Start of Supplied information

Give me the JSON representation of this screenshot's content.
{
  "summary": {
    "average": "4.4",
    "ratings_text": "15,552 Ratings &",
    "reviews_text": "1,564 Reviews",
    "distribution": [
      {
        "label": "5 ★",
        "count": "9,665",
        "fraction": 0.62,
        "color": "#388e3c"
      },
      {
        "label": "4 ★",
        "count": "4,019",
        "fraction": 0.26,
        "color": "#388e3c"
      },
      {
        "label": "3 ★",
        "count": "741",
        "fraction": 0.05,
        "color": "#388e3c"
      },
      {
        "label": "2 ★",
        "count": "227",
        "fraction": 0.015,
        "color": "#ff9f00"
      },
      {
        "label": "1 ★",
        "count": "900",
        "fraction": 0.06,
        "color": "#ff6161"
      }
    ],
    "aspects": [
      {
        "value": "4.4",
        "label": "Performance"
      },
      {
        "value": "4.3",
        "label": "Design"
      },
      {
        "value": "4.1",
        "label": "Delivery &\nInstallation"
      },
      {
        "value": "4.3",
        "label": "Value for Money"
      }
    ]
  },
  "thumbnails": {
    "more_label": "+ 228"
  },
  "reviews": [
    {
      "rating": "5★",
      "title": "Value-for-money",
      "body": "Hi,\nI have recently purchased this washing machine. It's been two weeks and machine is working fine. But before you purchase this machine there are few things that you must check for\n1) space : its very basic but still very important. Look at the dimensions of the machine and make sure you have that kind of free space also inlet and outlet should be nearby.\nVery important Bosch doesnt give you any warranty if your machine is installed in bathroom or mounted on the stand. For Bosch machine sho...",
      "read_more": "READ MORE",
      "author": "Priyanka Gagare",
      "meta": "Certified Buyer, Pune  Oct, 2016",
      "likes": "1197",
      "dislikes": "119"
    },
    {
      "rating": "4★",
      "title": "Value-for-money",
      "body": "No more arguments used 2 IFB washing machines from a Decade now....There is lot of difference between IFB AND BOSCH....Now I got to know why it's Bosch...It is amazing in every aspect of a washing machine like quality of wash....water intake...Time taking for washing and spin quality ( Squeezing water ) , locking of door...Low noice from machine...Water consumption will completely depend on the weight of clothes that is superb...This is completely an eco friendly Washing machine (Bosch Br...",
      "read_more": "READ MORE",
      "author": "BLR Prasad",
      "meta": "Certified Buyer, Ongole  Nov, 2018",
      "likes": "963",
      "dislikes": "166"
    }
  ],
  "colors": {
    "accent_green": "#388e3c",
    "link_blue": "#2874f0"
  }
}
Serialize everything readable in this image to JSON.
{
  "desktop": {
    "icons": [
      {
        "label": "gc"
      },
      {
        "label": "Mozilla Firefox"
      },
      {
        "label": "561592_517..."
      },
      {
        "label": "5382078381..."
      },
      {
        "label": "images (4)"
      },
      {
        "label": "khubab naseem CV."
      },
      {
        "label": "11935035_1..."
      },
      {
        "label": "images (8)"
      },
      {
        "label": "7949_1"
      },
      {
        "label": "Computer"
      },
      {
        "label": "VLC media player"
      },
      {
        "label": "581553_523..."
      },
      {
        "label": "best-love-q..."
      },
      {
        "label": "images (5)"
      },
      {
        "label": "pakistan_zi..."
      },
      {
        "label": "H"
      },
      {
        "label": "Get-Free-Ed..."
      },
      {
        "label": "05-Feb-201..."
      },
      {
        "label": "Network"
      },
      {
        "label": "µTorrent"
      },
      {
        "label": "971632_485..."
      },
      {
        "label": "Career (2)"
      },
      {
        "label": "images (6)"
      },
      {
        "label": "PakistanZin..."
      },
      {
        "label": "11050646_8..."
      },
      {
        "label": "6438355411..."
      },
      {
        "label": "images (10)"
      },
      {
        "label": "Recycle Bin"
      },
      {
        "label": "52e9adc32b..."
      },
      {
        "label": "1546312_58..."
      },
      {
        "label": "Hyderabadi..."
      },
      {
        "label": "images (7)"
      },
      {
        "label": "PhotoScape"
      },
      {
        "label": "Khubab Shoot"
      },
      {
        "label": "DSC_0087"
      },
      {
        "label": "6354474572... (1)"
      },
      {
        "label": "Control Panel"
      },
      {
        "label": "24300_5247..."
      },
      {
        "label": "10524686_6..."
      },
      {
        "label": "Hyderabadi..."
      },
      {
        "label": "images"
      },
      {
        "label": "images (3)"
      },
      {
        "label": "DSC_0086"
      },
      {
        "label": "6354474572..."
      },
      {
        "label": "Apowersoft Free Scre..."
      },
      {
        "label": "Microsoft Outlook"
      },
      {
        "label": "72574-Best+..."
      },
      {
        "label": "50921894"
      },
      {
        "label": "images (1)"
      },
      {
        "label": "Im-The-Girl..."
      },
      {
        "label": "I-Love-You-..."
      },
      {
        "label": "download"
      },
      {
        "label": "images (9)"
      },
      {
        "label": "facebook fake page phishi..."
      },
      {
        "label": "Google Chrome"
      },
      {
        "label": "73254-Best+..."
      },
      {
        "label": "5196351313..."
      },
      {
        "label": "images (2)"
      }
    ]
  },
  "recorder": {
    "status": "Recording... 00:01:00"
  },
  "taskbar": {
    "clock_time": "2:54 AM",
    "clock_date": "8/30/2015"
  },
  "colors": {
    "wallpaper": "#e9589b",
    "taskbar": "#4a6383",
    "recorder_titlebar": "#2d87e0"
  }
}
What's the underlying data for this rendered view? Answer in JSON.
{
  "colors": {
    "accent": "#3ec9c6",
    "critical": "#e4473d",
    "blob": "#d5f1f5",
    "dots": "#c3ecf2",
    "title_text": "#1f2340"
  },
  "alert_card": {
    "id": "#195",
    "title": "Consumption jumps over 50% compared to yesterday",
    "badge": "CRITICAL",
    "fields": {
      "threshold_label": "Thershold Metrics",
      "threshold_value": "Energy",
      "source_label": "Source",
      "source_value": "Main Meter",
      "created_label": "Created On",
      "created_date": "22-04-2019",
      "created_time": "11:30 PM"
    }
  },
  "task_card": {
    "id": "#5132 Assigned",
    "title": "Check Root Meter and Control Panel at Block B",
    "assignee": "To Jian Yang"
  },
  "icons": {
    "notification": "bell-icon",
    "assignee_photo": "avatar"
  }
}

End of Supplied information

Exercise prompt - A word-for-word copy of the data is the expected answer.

Solution to the problem -
Give me the JSON representation of this screenshot's content.
{
  "summary": {
    "average": "4.4",
    "ratings_text": "15,552 Ratings &",
    "reviews_text": "1,564 Reviews",
    "distribution": [
      {
        "label": "5 ★",
        "count": "9,665",
        "fraction": 0.62,
        "color": "#388e3c"
      },
      {
        "label": "4 ★",
        "count": "4,019",
        "fraction": 0.26,
        "color": "#388e3c"
      },
      {
        "label": "3 ★",
        "count": "741",
        "fraction": 0.05,
        "color": "#388e3c"
      },
      {
        "label": "2 ★",
        "count": "227",
        "fraction": 0.015,
        "color": "#ff9f00"
      },
      {
        "label": "1 ★",
        "count": "900",
        "fraction": 0.06,
        "color": "#ff6161"
      }
    ],
    "aspects": [
      {
        "value": "4.4",
        "label": "Performance"
      },
      {
        "value": "4.3",
        "label": "Design"
      },
      {
        "value": "4.1",
        "label": "Delivery &\nInstallation"
      },
      {
        "value": "4.3",
        "label": "Value for Money"
      }
    ]
  },
  "thumbnails": {
    "more_label": "+ 228"
  },
  "reviews": [
    {
      "rating": "5★",
      "title": "Value-for-money",
      "body": "Hi,\nI have recently purchased this washing machine. It's been two weeks and machine is working fine. But before you purchase this machine there are few things that you must check for\n1) space : its very basic but still very important. Look at the dimensions of the machine and make sure you have that kind of free space also inlet and outlet should be nearby.\nVery important Bosch doesnt give you any warranty if your machine is installed in bathroom or mounted on the stand. For Bosch machine sho...",
      "read_more": "READ MORE",
      "author": "Priyanka Gagare",
      "meta": "Certified Buyer, Pune  Oct, 2016",
      "likes": "1197",
      "dislikes": "119"
    },
    {
      "rating": "4★",
      "title": "Value-for-money",
      "body": "No more arguments used 2 IFB washing machines from a Decade now....There is lot of difference between IFB AND BOSCH....Now I got to know why it's Bosch...It is amazing in every aspect of a washing machine like quality of wash....water intake...Time taking for washing and spin quality ( Squeezing water ) , locking of door...Low noice from machine...Water consumption will completely depend on the weight of clothes that is superb...This is completely an eco friendly Washing machine (Bosch Br...",
      "read_more": "READ MORE",
      "author": "BLR Prasad",
      "meta": "Certified Buyer, Ongole  Nov, 2018",
      "likes": "963",
      "dislikes": "166"
    }
  ],
  "colors": {
    "accent_green": "#388e3c",
    "link_blue": "#2874f0"
  }
}
Serialize everything readable in this image to JSON.
{
  "desktop": {
    "icons": [
      {
        "label": "gc"
      },
      {
        "label": "Mozilla Firefox"
      },
      {
        "label": "561592_517..."
      },
      {
        "label": "5382078381..."
      },
      {
        "label": "images (4)"
      },
      {
        "label": "khubab naseem CV."
      },
      {
        "label": "11935035_1..."
      },
      {
        "label": "images (8)"
      },
      {
        "label": "7949_1"
      },
      {
        "label": "Computer"
      },
      {
        "label": "VLC media player"
      },
      {
        "label": "581553_523..."
      },
      {
        "label": "best-love-q..."
      },
      {
        "label": "images (5)"
      },
      {
        "label": "pakistan_zi..."
      },
      {
        "label": "H"
      },
      {
        "label": "Get-Free-Ed..."
      },
      {
        "label": "05-Feb-201..."
      },
      {
        "label": "Network"
      },
      {
        "label": "µTorrent"
      },
      {
        "label": "971632_485..."
      },
      {
        "label": "Career (2)"
      },
      {
        "label": "images (6)"
      },
      {
        "label": "PakistanZin..."
      },
      {
        "label": "11050646_8..."
      },
      {
        "label": "6438355411..."
      },
      {
        "label": "images (10)"
      },
      {
        "label": "Recycle Bin"
      },
      {
        "label": "52e9adc32b..."
      },
      {
        "label": "1546312_58..."
      },
      {
        "label": "Hyderabadi..."
      },
      {
        "label": "images (7)"
      },
      {
        "label": "PhotoScape"
      },
      {
        "label": "Khubab Shoot"
      },
      {
        "label": "DSC_0087"
      },
      {
        "label": "6354474572... (1)"
      },
      {
        "label": "Control Panel"
      },
      {
        "label": "24300_5247..."
      },
      {
        "label": "10524686_6..."
      },
      {
        "label": "Hyderabadi..."
      },
      {
        "label": "images"
      },
      {
        "label": "images (3)"
      },
      {
        "label": "DSC_0086"
      },
      {
        "label": "6354474572..."
      },
      {
        "label": "Apowersoft Free Scre..."
      },
      {
        "label": "Microsoft Outlook"
      },
      {
        "label": "72574-Best+..."
      },
      {
        "label": "50921894"
      },
      {
        "label": "images (1)"
      },
      {
        "label": "Im-The-Girl..."
      },
      {
        "label": "I-Love-You-..."
      },
      {
        "label": "download"
      },
      {
        "label": "images (9)"
      },
      {
        "label": "facebook fake page phishi..."
      },
      {
        "label": "Google Chrome"
      },
      {
        "label": "73254-Best+..."
      },
      {
        "label": "5196351313..."
      },
      {
        "label": "images (2)"
      }
    ]
  },
  "recorder": {
    "status": "Recording... 00:01:00"
  },
  "taskbar": {
    "clock_time": "2:54 AM",
    "clock_date": "8/30/2015"
  },
  "colors": {
    "wallpaper": "#e9589b",
    "taskbar": "#4a6383",
    "recorder_titlebar": "#2d87e0"
  }
}
What's the underlying data for this rendered view? Answer in JSON.
{
  "colors": {
    "accent": "#3ec9c6",
    "critical": "#e4473d",
    "blob": "#d5f1f5",
    "dots": "#c3ecf2",
    "title_text": "#1f2340"
  },
  "alert_card": {
    "id": "#195",
    "title": "Consumption jumps over 50% compared to yesterday",
    "badge": "CRITICAL",
    "fields": {
      "threshold_label": "Thershold Metrics",
      "threshold_value": "Energy",
      "source_label": "Source",
      "source_value": "Main Meter",
      "created_label": "Created On",
      "created_date": "22-04-2019",
      "created_time": "11:30 PM"
    }
  },
  "task_card": {
    "id": "#5132 Assigned",
    "title": "Check Root Meter and Control Panel at Block B",
    "assignee": "To Jian Yang"
  },
  "icons": {
    "notification": "bell-icon",
    "assignee_photo": "avatar"
  }
}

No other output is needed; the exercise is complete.